Notice that the number of points on the star is wrong - BUT it made me think of the FLAG!

From Wikipedia:

The Commonwealth Star (also known as the Federation Star, the Seven Point Star, or the Star of Federation) is a seven-pointed star symbolising the Federation of Australia which came into force on 1 January 1901.

Six points of the Star represent the six original states of the Commonwealth of Australia, while the seventh point represents the territories and any future states. The original Star had only six points; however, the proclamation in 1905 of the Territory of Papua led to the addition of the seventh point in 1908 to represent it and future territories.


So that star is of great significance to Australia.








Visit the website of The Royal Mint Museum.

See: The Royal Mint Museum.

malj1

Quote from: coffeetime on December 04, 2011, 03:52:05 PM
Brilliant, villa! Even the Aussies didn't notice it!
Until this year I never noticed the star, or probably assumed it was mere ornamentation, until I saw this sketch of 1926 by George Kruger-Gray:
Notice that the number of points on the star is wrong - BUT it made me think of the FLAG!
So that star is of great significance to Australia.


But see the one-off 1921 shilling; Above the date is a small star, this was intended to indicate that the metal content in the coin had been dropped from .925 fine to .500 fine, a debasement which did not occur. this has 5 points [while those in the shield have six points] - this is now a highly prized addition to any collection.
Malcolm
Have a look at  my tokens and my banknotes.

translateltd

Quote from: coffeetime on December 09, 2011, 11:06:43 PM

New Zealand issued its first crown in 1935. The Treaty of Waitangi was signed in 1840 by representatives of the British Crown and various Maori chiefs. For some reason, the New Zealanders chose to commemorate this event on a crown dated 1935.


It isn't actually a Waitangi commemorative - it was meant to be part of the original 1933 coin series but was delayed by a couple of years.

villa66

Quote from: translateltd on December 10, 2011, 07:26:21 AM
It isn't actually a Waitangi commemorative - it was meant to be part of the original 1933 coin series but was delayed by a couple of years.

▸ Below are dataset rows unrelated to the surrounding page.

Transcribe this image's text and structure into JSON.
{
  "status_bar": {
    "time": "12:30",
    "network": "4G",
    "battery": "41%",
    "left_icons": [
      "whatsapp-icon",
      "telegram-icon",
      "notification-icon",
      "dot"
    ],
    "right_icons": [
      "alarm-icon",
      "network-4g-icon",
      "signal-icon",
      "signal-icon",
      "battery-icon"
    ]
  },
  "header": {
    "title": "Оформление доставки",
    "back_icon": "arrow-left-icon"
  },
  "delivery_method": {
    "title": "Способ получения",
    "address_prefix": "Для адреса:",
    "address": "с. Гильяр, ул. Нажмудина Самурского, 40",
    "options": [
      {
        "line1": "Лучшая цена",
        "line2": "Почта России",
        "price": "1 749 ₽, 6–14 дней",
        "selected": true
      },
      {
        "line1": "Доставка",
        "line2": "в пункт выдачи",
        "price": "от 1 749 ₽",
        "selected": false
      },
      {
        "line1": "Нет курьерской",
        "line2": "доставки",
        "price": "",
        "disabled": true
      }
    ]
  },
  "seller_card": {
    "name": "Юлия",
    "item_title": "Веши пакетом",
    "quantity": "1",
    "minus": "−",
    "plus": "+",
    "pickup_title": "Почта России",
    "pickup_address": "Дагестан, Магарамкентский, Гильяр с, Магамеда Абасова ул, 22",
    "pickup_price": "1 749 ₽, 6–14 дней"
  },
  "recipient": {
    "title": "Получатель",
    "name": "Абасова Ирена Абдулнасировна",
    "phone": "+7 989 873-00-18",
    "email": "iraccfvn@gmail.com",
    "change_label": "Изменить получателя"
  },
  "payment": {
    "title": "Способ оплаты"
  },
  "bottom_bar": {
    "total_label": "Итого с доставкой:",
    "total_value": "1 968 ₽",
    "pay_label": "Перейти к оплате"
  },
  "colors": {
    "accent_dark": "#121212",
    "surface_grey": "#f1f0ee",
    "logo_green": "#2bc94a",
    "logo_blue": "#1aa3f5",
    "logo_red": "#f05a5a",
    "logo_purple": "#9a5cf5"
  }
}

I remember reading that and trying to wrap my mind around it. Finally arrived at something like "the '35 crown depicts the fact of the event, rather than being a celebration of the event itself."

:) v.